She wears a man's sober suit. Her face is visible only as a crescent moon of pancake-white beneath her short red hair. Her old school tie hangs from her neck, and between the hem of her starched shirt and her waistband, her naked torso and breasts are revealed - putty-coloured, weird, elongated into a painfully cartoonish distortion. This is a self-portrait of the artist as a young woman as she remembers herself in the late 1970s. In a second self-portrait she displays her vagina and buttocks, twisted around and bunched into a raw, fleshy form, poking out through the open fly of her gentleman's attire.

Nicola Tyson's vicious, psycho-sexual self-portraits are included in her first solo British show, currently at Anthony d'Offay's. Other works include an upside-down femme fatale in a slinky black dress (part shark, she says, part torpedo), and Virgin - an odd amalgam of ballet dancer, principal boy and bunny girl in boxing gloves. This exhibition is to be followed by a show of her drawings at the new Entwistle Gallery in Cork Street.

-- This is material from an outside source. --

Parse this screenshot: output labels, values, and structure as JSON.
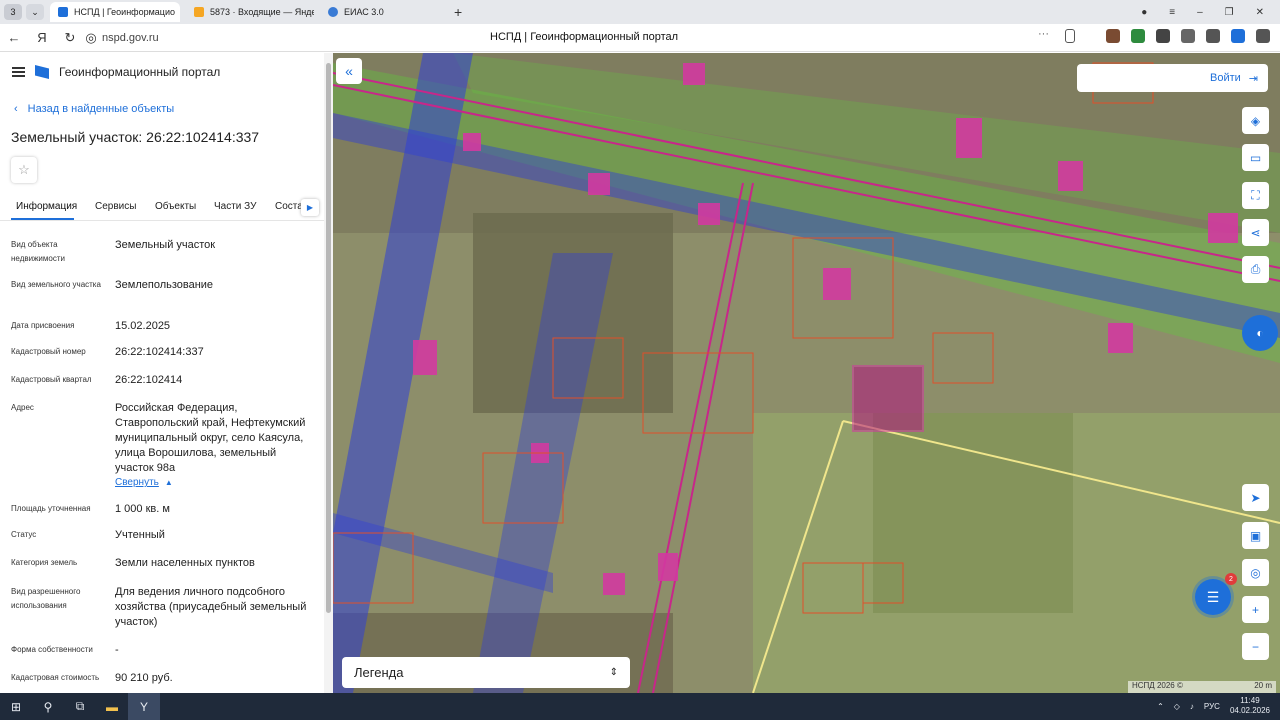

Tatler is running a feature on her in December and she's doing some "Artist's Pages" for Dazed and Confused, before returning to America.

One of a particularly vital generation of students to leave St Martin's School of Art in the late 1980s, Tyson moved to New York, where she opened Trial Balloon. It only ever showed women artists - British chums who drifted to the US, young artists at the start of their careers and, most significantly, other lesbian artists. For a couple of years the gallery was her work, but it gave her a context, and the encouragement to return to painting after a period when her faith deserted her. And artists whose treatment of women had once been anathema to her - notably Bacon and Hans Bellmer - became her antagonistic influences.

But Tyson's paintings are all her own - disquieting, transgressive, repulsive and funny. Tyson isn't just painting for dykes, she says, nor should we read her work merely as part of a fashionable, New York lesbian-chic wave. She's on her own wave, and says she feels very British, and that her work is uncomfortably personal. "I've got a big inner life," she jokes.

n At Anthony d'Offay, London W1 to 17 Nov (0171-499 4100); Entwistle Gallery, London W1 (0171-409 3484) from 17 Nov to 6 Jan